I mentioned in my last post that there would be/have been several changes implemented in accordance to suggestions made in reviewing my treatment with the Cat Lady. In my meeting with the Head Honcho, Quality Management, and the Psychiatrist, we discussed what changes would be made to the counseling and behavioural health department at the NYU student health center:
With the note of me being Korean rather prevalent in Cat Lady’s notes, it was explained to me that it was an assumption made without my verification. Usually, the ethnicity is noted by whatever the student states in his or her intake form upon their first visit to counseling and behavioural health office. The inference as to what my actual ethnicity was not completely out of line (though the “Koreans smile when they’re angry” was deemed as an inappropriate comment by everyone in the room), going forward, clinicians will only use what is stated on the intake form, as opposed to making their own periodical guesses.
- Facilitating Referrals:
As I outlined in some of my entries, I never sought a referral to a different nurse practitioner or psychiatrist during my treatment with Cat Lady. Highlighting that I would expect a minimum wait time of four weeks before seeing another clinician, I opted to take my chances in hopes that the situation would level itself; that and I wasn’t in completely the right state of mind. Students who feel the need for a referral to a new clinician may now take their case directly to the Head Honcho via email, which means complete confidentiality and efficient transition.
It’s a two-way street – no one is in it alone. Clinicians facing a difficult time are now more openly encouraged to consult with other team members who may have more experience, or even experience with the student on-hand. In effect, no one has to “go it alone” on the treatment of an individual.
Being an intern is a funny thing, especially when you are given similar cases/work to your employed peers – you’re never quite sure where exactly you stand, especially when it comes to voicing a concern.
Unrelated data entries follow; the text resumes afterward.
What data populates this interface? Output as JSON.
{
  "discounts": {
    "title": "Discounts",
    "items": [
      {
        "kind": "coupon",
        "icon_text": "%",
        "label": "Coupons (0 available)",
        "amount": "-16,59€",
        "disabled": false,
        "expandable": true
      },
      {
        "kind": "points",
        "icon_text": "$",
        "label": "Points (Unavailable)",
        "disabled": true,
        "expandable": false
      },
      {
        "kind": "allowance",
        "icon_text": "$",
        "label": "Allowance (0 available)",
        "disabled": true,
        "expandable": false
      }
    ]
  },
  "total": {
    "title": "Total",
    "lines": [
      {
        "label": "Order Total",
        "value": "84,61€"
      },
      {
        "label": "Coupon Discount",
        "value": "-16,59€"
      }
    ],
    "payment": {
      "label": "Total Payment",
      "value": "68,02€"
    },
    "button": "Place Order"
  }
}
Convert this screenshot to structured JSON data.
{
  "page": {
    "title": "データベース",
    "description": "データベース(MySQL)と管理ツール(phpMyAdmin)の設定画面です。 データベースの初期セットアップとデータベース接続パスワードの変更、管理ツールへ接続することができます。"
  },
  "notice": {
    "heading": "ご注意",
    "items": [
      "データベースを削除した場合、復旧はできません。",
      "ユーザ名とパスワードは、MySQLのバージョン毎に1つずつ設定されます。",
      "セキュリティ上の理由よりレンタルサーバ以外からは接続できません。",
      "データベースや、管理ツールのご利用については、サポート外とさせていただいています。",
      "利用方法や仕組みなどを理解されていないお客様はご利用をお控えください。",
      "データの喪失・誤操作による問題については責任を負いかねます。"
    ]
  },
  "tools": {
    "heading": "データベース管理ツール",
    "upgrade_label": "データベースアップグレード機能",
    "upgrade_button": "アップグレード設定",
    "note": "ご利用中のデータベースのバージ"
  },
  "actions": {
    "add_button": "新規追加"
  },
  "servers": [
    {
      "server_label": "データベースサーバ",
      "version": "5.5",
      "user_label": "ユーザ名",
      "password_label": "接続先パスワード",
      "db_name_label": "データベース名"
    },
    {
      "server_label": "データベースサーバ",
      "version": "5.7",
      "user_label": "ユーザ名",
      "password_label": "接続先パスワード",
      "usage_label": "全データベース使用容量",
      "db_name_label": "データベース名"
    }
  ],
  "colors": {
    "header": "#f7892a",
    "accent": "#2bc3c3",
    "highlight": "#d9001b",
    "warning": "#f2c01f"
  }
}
If the student is seeing two clinicians – one therapist and one psychiatrist/nurse practitioner – there is an overlap in record review. And while there is the implicit trust that all facts are documented as correct, we noted (in our meeting) that there should be more encouragement to notify staff if there is an inconsistency or known factual error made. In other words, it’s adding slightly more to an already quite integral learning experience, and giving interns the authority to challenge mistakes when necessary.
With all of it said and done, I received my apology from the Head Honcho. By no means was it possible for the Cat Lady to apologize without her reaching out to me; my request would have only garnered a forced one at best, which in the end, as I’ve come to realize, isn’t something that would’ve left me satisfied. From everyone in that meeting, though, the apology and recognition for these troubles were at least genuine.
And in many ways, all of this brings some closure for me – a certain confirmation that my suffering was indeed real and was neither exaggerated nor imagined (which does explain why I write so tersely about all of this, so as to be clear in documentation). While I would love to say that I forgive the Cat Lady for everything that has happened, I can’t quite bring myself to fully commit to this idea as of yet. To be frank, I waver. The hovering of daily anguish is long gone, but there are now the days in which I find myself infuriated, and the other days in which I find myself calm and moving on. It’ll take a little more time, but at least I know it’s forward that I’m moving.
Image courtesy of nyu.edu/shc